Many business owners across Simcoe County were glued to the tv on Thursday to hear Premier Doug Ford announce plans for the latest province-wide shutdown.
Christian Linkert owns the Sun Emporium in Barrie and says he isn't surprised by the government's move, but once again, he says he has no choice but to keep his doors open. "I have to stay open. Same as last time to ensure my survival. I have to stay open."
Linkert defied provincial orders last month during the second wave shutdown. He opened his business, suggesting he would be closing the doors for good otherwise.
"This has nothing to do about being anti-COVID or anti-government. I'm not a denier. This is just about the survival of my business," he adds.

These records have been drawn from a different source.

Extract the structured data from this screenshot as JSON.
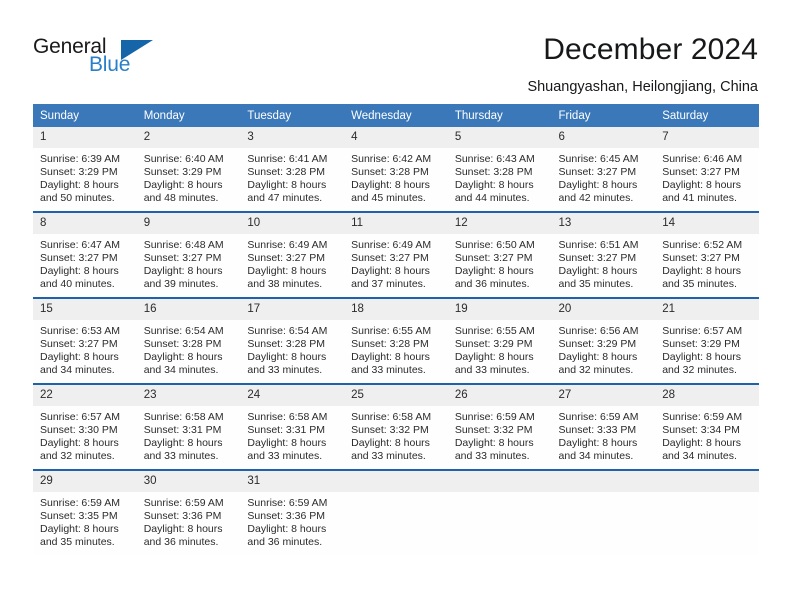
{
  "brand": {
    "name_part1": "General",
    "name_part2": "Blue",
    "logo_icon": "triangle-icon",
    "accent_color": "#2a7fc9",
    "triangle_color": "#1565a8"
  },
  "header": {
    "title": "December 2024",
    "subtitle": "Shuangyashan, Heilongjiang, China"
  },
  "colors": {
    "header_blue": "#3a78b9",
    "separator_blue": "#1f62aa",
    "daynum_band": "#efefef",
    "text": "#2b2b2b"
  },
  "calendar": {
    "weekday_headers": [
      "Sunday",
      "Monday",
      "Tuesday",
      "Wednesday",
      "Thursday",
      "Friday",
      "Saturday"
    ],
    "weeks": [
      [
        {
          "day": "1",
          "sunrise": "Sunrise: 6:39 AM",
          "sunset": "Sunset: 3:29 PM",
          "daylight_line1": "Daylight: 8 hours",
          "daylight_line2": "and 50 minutes."
        },
        {
          "day": "2",
          "sunrise": "Sunrise: 6:40 AM",
          "sunset": "Sunset: 3:29 PM",
          "daylight_line1": "Daylight: 8 hours",
          "daylight_line2": "and 48 minutes."
        },
        {
          "day": "3",
          "sunrise": "Sunrise: 6:41 AM",
          "sunset": "Sunset: 3:28 PM",
          "daylight_line1": "Daylight: 8 hours",
          "daylight_line2": "and 47 minutes."
        },
        {
          "day": "4",
          "sunrise": "Sunrise: 6:42 AM",
          "sunset": "Sunset: 3:28 PM",
          "daylight_line1": "Daylight: 8 hours",
          "daylight_line2": "and 45 minutes."
        },
        {
          "day": "5",
          "sunrise": "Sunrise: 6:43 AM",
          "sunset": "Sunset: 3:28 PM",
          "daylight_line1": "Daylight: 8 hours",
          "daylight_line2": "and 44 minutes."
        },
        {
          "day": "6",
          "sunrise": "Sunrise: 6:45 AM",
          "sunset": "Sunset: 3:27 PM",
          "daylight_line1": "Daylight: 8 hours",
          "daylight_line2": "and 42 minutes."
        },
        {
          "day": "7",
          "sunrise": "Sunrise: 6:46 AM",
          "sunset": "Sunset: 3:27 PM",
          "daylight_line1": "Daylight: 8 hours",
          "daylight_line2": "and 41 minutes."
        }
      ],
      [
        {
          "day": "8",
          "sunrise": "Sunrise: 6:47 AM",
          "sunset": "Sunset: 3:27 PM",
          "daylight_line1": "Daylight: 8 hours",
          "daylight_line2": "and 40 minutes."
        },
        {
          "day": "9",
          "sunrise": "Sunrise: 6:48 AM",
          "sunset": "Sunset: 3:27 PM",
          "daylight_line1": "Daylight: 8 hours",
          "daylight_line2": "and 39 minutes."
        },
        {
          "day": "10",
          "sunrise": "Sunrise: 6:49 AM",
          "sunset": "Sunset: 3:27 PM",
          "daylight_line1": "Daylight: 8 hours",
          "daylight_line2": "and 38 minutes."
        },
        {
          "day": "11",
          "sunrise": "Sunrise: 6:49 AM",
          "sunset": "Sunset: 3:27 PM",
          "daylight_line1": "Daylight: 8 hours",
          "daylight_line2": "and 37 minutes."
        },
        {
          "day": "12",
          "sunrise": "Sunrise: 6:50 AM",
          "sunset": "Sunset: 3:27 PM",
          "daylight_line1": "Daylight: 8 hours",
          "daylight_line2": "and 36 minutes."
        },
        {
          "day": "13",
          "sunrise": "Sunrise: 6:51 AM",
          "sunset": "Sunset: 3:27 PM",
          "daylight_line1": "Daylight: 8 hours",
          "daylight_line2": "and 35 minutes."
        },
        {
          "day": "14",
          "sunrise": "Sunrise: 6:52 AM",
          "sunset": "Sunset: 3:27 PM",
          "daylight_line1": "Daylight: 8 hours",
          "daylight_line2": "and 35 minutes."
        }
      ],
      [
        {
          "day": "15",
          "sunrise": "Sunrise: 6:53 AM",
          "sunset": "Sunset: 3:27 PM",
          "daylight_line1": "Daylight: 8 hours",
          "daylight_line2": "and 34 minutes."
        },
        {
          "day": "16",
          "sunrise": "Sunrise: 6:54 AM",
          "sunset": "Sunset: 3:28 PM",
          "daylight_line1": "Daylight: 8 hours",
          "daylight_line2": "and 34 minutes."
        },
        {
          "day": "17",
          "sunrise": "Sunrise: 6:54 AM",
          "sunset": "Sunset: 3:28 PM",
          "daylight_line1": "Daylight: 8 hours",
          "daylight_line2": "and 33 minutes."
        },
        {
          "day": "18",
          "sunrise": "Sunrise: 6:55 AM",
          "sunset": "Sunset: 3:28 PM",
          "daylight_line1": "Daylight: 8 hours",
          "daylight_line2": "and 33 minutes."
        },
        {
          "day": "19",
          "sunrise": "Sunrise: 6:55 AM",
          "sunset": "Sunset: 3:29 PM",
          "daylight_line1": "Daylight: 8 hours",
          "daylight_line2": "and 33 minutes."
        },
        {
          "day": "20",
          "sunrise": "Sunrise: 6:56 AM",
          "sunset": "Sunset: 3:29 PM",
          "daylight_line1": "Daylight: 8 hours",
          "daylight_line2": "and 32 minutes."
        },
        {
          "day": "21",
          "sunrise": "Sunrise: 6:57 AM",
          "sunset": "Sunset: 3:29 PM",
          "daylight_line1": "Daylight: 8 hours",
          "daylight_line2": "and 32 minutes."
        }
      ],
      [
        {
          "day": "22",
          "sunrise": "Sunrise: 6:57 AM",
          "sunset": "Sunset: 3:30 PM",
          "daylight_line1": "Daylight: 8 hours",
          "daylight_line2": "and 32 minutes."
        },
        {
          "day": "23",
          "sunrise": "Sunrise: 6:58 AM",
          "sunset": "Sunset: 3:31 PM",
          "daylight_line1": "Daylight: 8 hours",
          "daylight_line2": "and 33 minutes."
        },
        {
          "day": "24",
          "sunrise": "Sunrise: 6:58 AM",
          "sunset": "Sunset: 3:31 PM",
          "daylight_line1": "Daylight: 8 hours",
          "daylight_line2": "and 33 minutes."
        },
        {
          "day": "25",
          "sunrise": "Sunrise: 6:58 AM",
          "sunset": "Sunset: 3:32 PM",
          "daylight_line1": "Daylight: 8 hours",
          "daylight_line2": "and 33 minutes."
        },
        {
          "day": "26",
          "sunrise": "Sunrise: 6:59 AM",
          "sunset": "Sunset: 3:32 PM",
          "daylight_line1": "Daylight: 8 hours",
          "daylight_line2": "and 33 minutes."
        },
        {
          "day": "27",
          "sunrise": "Sunrise: 6:59 AM",
          "sunset": "Sunset: 3:33 PM",
          "daylight_line1": "Daylight: 8 hours",
          "daylight_line2": "and 34 minutes."
        },
        {
          "day": "28",
          "sunrise": "Sunrise: 6:59 AM",
          "sunset": "Sunset: 3:34 PM",
          "daylight_line1": "Daylight: 8 hours",
          "daylight_line2": "and 34 minutes."
        }
      ],
      [
        {
          "day": "29",
          "sunrise": "Sunrise: 6:59 AM",
          "sunset": "Sunset: 3:35 PM",
          "daylight_line1": "Daylight: 8 hours",
          "daylight_line2": "and 35 minutes."
        },
        {
          "day": "30",
          "sunrise": "Sunrise: 6:59 AM",
          "sunset": "Sunset: 3:36 PM",
          "daylight_line1": "Daylight: 8 hours",
          "daylight_line2": "and 36 minutes."
        },
        {
          "day": "31",
          "sunrise": "Sunrise: 6:59 AM",
          "sunset": "Sunset: 3:36 PM",
          "daylight_line1": "Daylight: 8 hours",
          "daylight_line2": "and 36 minutes."
        },
        {
          "day": "",
          "sunrise": "",
          "sunset": "",
          "daylight_line1": "",
          "daylight_line2": ""
        },
        {
          "day": "",
          "sunrise": "",
          "sunset": "",
          "daylight_line1": "",
          "daylight_line2": ""
        },
        {
          "day": "",
          "sunrise": "",
          "sunset": "",
          "daylight_line1": "",
          "daylight_line2": ""
        },
        {
          "day": "",
          "sunrise": "",
          "sunset": "",
          "daylight_line1": "",
          "daylight_line2": ""
        }
      ]
    ]
  }
}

Brandon Green operates a medical-based fitness studio for seniors and those living with pain in Newmarket, called The Internal Performance Centre. Green says he could safely operate during the shutdown and is frustrated that he has to close. "If we even had a pair of people, both a professional and a client with 500 square feet spaced between them, we could operate, and we could still help people. There is no conversation about this. There is no individualized assessment. No one that is a decision-maker is even open to having a conversation about this."
Food establishments are forced to close indoor dining and return to take out and delivery.
The Barnstormer Brewing and Distilling Company in Barrie just reopened two weeks ago. "We will comply with whatever the orders are," says Bernadine Quigley. "It's disappointing, to say the least. We have to lay everybody off again. It's devastating."
Amanda Setterfield is a waitress at the Barnstormer and says more needs to be done. "Eight days in and for them to close it down again - I'm back to square one. It's a crazy world we're living in. Nothing is changing. Everything is the same."
Ontario's latest shutdown falls under the newly added white zone, with similar protocols and restrictions to the former grey zone rules. Essential retail stores can open with a 50 per cent capacity limit. Other retail businesses are capped at 25 per cent, including big-box stores.
Personal care services and gyms must close, and indoor dining is not permitted.